- Reuse for loose fill: What about packing peanuts? Their simplest reuse is in another package you need to ship. You can also donate them to The UPS Store outlets or other shipping stores, who will gladly reuse clean packing peanuts. Not sure where to go? EPS-IA e provides a drop-off map to help you find collection centers near you. (You can also call them at 800-828-2214.)
- Large volume: Working with a recycling company for pick-up service is best if your business receives mass amounts of EPS. Company requirements for storage and equipment vary, but it’s typical for storage containers to remain outdoors in a bin where EPS is kept clean, dry, and unexposed to the elements. It is wise to check with the company to see how they accept EPS, whether it be stacked, bagged, bailed, or condensed.
- On-site (for industry): If your business routinely deals with large pieces of EPS, look for devices from companies like RecycleTech or StyroMelt that reduce the volume of EPS for large-scale recycling.
As more governments consider EPS ban legislation and businesses phase out EPS foam packaging, you’ll likely start seeing alternatives. You can already find food packaging made from bamboo, cornstarch, mushrooms, and peat plastic, not to mention plantable packaging.
If costs dictate that you continue to use EPS, try to purchase EPS made of recycled content. Usually, packing peanuts that are green in color are made of a high percentage of recycled content. So, if you ship a lot of material, spring for the off-white color EPS for your packages.
Feature photo: Khambian

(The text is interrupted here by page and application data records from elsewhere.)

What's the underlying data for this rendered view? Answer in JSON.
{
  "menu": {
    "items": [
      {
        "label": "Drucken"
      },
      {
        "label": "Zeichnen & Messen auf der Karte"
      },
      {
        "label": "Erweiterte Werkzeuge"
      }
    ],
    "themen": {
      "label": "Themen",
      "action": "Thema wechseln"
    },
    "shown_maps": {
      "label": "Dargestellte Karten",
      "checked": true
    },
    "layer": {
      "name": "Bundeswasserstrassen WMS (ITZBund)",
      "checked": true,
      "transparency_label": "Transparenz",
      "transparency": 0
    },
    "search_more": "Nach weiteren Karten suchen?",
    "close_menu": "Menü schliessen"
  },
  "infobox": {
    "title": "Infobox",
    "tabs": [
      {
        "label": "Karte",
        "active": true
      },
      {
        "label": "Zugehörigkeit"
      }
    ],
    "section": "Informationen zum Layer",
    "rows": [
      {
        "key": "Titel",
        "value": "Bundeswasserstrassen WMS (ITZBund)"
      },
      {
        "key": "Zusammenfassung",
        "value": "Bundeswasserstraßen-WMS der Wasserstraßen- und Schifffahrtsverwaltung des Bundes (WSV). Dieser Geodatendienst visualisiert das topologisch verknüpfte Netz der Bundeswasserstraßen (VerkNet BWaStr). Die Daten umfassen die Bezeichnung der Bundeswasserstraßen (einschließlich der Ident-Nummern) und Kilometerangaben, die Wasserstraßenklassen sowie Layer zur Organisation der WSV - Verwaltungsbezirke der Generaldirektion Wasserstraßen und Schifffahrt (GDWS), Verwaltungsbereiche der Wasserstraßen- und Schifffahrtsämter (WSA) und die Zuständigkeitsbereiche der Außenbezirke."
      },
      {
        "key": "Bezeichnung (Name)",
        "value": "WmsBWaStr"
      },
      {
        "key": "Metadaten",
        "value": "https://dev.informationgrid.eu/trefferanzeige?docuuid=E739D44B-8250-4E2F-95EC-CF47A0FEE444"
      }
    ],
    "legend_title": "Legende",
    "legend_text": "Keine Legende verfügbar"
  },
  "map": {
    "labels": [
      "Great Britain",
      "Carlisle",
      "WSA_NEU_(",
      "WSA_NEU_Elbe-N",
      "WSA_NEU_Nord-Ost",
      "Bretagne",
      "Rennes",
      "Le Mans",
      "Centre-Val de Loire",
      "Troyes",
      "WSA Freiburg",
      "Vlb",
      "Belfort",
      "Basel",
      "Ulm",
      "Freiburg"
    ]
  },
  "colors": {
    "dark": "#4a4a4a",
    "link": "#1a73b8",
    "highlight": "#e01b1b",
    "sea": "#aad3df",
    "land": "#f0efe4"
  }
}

Editor’s note: Previously published on March 9, 2014, this article was updated in June 2018 by Earth911 writer Trey Granger.